On Saturday, the roles will be reversed. Mayfield, who dreamed of winning the award as a young Sooner fan growing up in Austin, Texas, will be the one who needs to have a speech prepared.
Mayfield will be joined by Jackson and Stanford’s Bryce Love as finalists.
Neither of the challengers sitting next to him at PlayStation Theatre, however, has a journey as movie script-esque as Mayfield, neither of them has elevated their team to a second College Football Playoff berth in three years and neither is as fueled by their doubters as he is.
“He’s been everything you wish for in a quarterback,” Stoops said. “He has energy, brings energy, makes everybody around him better. Keeps everybody interested and excited.

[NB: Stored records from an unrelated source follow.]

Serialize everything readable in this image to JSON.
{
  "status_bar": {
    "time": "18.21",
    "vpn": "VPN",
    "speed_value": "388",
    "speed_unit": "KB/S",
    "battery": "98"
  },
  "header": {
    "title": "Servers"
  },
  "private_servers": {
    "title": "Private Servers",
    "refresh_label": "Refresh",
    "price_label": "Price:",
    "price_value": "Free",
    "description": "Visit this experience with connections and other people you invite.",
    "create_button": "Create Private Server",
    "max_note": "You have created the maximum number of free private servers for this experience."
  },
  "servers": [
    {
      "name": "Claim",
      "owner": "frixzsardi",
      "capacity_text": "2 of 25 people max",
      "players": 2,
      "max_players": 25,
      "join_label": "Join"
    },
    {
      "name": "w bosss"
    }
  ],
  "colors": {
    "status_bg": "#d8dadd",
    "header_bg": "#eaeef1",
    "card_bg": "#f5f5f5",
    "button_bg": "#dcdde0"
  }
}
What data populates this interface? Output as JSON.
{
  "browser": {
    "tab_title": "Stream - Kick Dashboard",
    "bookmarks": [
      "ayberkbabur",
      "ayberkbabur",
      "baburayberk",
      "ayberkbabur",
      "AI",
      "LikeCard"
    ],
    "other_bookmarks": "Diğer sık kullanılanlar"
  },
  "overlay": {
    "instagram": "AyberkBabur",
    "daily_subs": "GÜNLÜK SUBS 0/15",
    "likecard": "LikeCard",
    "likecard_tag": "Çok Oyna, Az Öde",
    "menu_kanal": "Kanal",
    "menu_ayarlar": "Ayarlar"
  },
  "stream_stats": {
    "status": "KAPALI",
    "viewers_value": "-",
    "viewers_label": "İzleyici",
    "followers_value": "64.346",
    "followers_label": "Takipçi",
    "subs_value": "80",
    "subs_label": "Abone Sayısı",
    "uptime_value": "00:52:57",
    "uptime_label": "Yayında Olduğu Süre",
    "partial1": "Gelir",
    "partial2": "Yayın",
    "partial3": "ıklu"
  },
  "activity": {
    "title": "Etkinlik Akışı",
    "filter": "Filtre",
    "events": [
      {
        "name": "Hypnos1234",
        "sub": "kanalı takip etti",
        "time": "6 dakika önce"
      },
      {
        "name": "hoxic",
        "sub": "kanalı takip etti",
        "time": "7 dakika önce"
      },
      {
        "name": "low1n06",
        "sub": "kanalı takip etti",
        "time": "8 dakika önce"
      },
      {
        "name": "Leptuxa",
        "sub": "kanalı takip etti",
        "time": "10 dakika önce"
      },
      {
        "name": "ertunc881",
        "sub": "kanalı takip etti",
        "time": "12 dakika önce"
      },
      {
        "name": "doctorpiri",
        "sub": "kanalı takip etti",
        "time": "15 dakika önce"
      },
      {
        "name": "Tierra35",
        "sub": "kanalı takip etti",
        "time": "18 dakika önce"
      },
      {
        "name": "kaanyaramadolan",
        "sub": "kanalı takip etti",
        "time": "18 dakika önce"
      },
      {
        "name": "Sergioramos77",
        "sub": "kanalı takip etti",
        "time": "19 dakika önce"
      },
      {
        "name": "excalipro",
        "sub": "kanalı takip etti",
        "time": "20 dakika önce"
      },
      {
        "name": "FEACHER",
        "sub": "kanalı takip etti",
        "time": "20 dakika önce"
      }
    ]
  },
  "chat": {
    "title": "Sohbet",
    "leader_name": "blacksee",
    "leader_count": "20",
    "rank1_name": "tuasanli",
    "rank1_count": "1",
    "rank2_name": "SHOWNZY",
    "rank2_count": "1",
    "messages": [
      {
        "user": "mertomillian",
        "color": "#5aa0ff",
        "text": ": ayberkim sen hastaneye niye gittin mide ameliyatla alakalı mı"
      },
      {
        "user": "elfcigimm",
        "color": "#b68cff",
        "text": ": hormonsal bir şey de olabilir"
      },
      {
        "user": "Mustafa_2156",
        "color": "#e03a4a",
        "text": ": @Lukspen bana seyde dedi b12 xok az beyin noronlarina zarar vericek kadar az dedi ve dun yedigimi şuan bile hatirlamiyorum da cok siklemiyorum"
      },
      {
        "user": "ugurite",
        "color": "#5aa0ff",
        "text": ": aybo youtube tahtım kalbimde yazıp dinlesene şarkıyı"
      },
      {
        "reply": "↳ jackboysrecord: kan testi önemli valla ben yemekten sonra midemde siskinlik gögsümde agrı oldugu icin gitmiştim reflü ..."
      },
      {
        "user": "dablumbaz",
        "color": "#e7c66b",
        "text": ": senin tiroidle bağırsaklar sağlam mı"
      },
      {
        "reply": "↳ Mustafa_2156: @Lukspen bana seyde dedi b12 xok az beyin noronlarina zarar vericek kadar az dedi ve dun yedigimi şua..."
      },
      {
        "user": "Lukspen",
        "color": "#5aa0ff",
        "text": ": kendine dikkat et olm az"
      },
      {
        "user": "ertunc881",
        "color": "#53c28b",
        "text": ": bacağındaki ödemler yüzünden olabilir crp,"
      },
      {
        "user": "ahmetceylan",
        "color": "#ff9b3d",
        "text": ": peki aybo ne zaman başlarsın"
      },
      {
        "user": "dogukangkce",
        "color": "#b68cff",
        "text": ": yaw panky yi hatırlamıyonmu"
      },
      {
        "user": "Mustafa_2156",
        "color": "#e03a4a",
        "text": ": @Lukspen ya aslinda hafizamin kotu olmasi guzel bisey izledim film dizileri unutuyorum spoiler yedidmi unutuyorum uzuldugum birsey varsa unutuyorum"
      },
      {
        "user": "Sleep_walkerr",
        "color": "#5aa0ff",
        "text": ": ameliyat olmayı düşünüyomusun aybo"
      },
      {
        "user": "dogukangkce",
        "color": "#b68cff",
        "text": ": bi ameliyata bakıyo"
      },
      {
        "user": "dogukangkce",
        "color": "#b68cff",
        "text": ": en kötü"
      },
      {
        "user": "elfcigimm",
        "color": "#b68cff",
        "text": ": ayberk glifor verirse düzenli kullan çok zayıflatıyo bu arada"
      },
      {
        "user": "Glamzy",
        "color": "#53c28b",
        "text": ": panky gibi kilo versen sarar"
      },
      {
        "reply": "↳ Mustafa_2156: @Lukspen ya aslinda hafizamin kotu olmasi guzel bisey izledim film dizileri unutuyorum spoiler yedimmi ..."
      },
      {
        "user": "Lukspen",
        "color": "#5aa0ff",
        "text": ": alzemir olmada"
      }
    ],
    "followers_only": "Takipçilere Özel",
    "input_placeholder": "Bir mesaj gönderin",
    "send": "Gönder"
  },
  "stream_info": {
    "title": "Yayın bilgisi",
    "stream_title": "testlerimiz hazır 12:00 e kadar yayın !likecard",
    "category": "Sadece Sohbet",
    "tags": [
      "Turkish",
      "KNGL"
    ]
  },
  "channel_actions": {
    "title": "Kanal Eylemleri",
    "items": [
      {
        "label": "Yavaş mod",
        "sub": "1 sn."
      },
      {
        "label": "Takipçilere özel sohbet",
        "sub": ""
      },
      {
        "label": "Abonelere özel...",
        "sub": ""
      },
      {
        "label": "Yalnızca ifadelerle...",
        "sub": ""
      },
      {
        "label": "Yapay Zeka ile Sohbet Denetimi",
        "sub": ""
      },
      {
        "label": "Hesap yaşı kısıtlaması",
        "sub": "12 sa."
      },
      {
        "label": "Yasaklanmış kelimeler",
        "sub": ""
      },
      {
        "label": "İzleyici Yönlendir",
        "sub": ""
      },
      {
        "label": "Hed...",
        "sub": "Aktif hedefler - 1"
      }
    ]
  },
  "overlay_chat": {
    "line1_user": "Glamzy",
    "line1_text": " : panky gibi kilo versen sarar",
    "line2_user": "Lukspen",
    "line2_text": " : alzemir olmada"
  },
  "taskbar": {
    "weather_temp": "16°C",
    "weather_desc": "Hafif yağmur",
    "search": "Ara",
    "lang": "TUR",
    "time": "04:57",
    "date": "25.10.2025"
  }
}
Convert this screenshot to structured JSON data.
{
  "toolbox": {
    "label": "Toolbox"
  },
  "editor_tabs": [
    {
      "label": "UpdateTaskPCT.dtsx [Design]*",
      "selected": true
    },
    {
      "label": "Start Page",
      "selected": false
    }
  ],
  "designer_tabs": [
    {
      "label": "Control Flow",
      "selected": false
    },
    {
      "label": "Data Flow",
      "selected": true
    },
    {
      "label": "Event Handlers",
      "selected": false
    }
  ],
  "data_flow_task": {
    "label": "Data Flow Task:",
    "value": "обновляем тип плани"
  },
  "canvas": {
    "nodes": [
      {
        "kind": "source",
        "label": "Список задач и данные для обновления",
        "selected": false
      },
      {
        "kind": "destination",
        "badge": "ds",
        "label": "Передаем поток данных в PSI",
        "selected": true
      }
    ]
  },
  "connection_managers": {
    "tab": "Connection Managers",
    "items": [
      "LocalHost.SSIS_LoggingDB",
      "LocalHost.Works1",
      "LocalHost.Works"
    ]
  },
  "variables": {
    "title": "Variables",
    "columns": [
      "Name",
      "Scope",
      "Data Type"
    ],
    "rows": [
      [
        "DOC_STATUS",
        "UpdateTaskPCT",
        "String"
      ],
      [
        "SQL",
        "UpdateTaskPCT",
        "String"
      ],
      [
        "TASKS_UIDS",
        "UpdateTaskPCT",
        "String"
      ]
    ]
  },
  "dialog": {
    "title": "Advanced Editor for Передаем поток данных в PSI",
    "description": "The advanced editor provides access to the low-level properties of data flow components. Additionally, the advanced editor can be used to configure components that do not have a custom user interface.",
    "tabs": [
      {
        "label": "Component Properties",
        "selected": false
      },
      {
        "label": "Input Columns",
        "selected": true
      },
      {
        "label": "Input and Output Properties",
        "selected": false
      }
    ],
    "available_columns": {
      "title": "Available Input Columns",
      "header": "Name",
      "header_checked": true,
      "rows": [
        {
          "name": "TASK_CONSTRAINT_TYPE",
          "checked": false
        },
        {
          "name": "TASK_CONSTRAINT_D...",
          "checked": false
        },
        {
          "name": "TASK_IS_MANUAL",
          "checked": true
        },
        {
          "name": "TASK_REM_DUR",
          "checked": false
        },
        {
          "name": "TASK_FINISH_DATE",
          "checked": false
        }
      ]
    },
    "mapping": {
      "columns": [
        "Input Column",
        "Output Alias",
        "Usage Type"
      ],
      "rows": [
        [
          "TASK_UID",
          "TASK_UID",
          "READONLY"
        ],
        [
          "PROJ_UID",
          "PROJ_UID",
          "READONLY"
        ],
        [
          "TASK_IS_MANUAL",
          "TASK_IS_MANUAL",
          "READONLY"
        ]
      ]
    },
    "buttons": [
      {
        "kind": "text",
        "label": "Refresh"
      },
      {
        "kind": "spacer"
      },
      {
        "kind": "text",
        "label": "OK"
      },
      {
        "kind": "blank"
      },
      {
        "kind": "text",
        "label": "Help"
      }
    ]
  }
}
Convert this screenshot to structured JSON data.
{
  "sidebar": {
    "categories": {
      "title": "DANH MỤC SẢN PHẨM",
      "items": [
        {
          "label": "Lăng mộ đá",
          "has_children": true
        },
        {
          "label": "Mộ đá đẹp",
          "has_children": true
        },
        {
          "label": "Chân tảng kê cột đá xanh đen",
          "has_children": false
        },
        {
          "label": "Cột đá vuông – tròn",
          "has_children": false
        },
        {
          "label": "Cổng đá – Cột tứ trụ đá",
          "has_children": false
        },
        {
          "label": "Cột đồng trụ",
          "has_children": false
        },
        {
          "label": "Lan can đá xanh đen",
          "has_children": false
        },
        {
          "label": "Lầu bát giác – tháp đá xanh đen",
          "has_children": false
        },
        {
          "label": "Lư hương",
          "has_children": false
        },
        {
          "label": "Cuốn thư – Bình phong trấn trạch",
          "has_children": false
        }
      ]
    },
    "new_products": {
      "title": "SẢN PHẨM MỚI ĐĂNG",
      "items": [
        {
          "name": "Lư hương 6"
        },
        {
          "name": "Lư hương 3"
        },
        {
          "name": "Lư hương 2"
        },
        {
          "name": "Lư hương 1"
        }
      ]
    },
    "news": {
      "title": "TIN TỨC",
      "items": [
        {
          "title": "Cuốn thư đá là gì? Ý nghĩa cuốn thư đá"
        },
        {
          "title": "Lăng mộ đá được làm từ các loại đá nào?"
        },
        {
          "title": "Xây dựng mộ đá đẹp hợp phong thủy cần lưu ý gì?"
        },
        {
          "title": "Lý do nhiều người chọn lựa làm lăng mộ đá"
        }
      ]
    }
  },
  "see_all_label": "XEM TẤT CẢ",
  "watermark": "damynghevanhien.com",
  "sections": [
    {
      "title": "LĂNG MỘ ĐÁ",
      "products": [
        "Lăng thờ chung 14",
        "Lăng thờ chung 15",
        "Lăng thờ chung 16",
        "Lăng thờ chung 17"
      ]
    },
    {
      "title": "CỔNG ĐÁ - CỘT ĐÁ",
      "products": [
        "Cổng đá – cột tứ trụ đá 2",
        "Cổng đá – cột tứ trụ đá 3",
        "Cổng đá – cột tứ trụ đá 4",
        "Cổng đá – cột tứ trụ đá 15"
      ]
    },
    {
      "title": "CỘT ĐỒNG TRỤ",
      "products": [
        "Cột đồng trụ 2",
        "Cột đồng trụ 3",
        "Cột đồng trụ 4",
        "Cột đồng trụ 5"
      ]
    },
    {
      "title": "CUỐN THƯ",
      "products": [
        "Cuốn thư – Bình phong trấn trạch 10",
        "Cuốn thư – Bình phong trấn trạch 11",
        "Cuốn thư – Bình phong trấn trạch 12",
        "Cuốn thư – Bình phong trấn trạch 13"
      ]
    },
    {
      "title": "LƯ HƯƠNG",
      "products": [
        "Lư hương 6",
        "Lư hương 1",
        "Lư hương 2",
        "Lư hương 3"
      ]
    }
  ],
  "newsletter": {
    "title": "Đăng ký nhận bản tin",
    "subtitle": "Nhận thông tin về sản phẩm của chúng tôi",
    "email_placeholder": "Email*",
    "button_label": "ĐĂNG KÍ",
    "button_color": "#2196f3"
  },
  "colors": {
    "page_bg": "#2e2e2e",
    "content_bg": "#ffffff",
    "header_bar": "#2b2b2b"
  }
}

“All of it.”
But leaving New York with the Heisman Trophy in tow isn’t why he came back for his senior year. He’ll have the opportunity to do what Jason White and Sam Bradford couldn’t, with the Sooners two wins from college football’s ultimate prize.
Mayfield will go down as one of the best to ever play for Oklahoma, regardless, but after Oklahoma’s 41-17 win over TCU in the Big 12 Championship Game on Dec. 2, Mayfield was asked on stage during the trophy presentation if he thought he’d done enough to win a Heisman.
“I’m not worried about that,” he replied.
“I’m going for a national title.”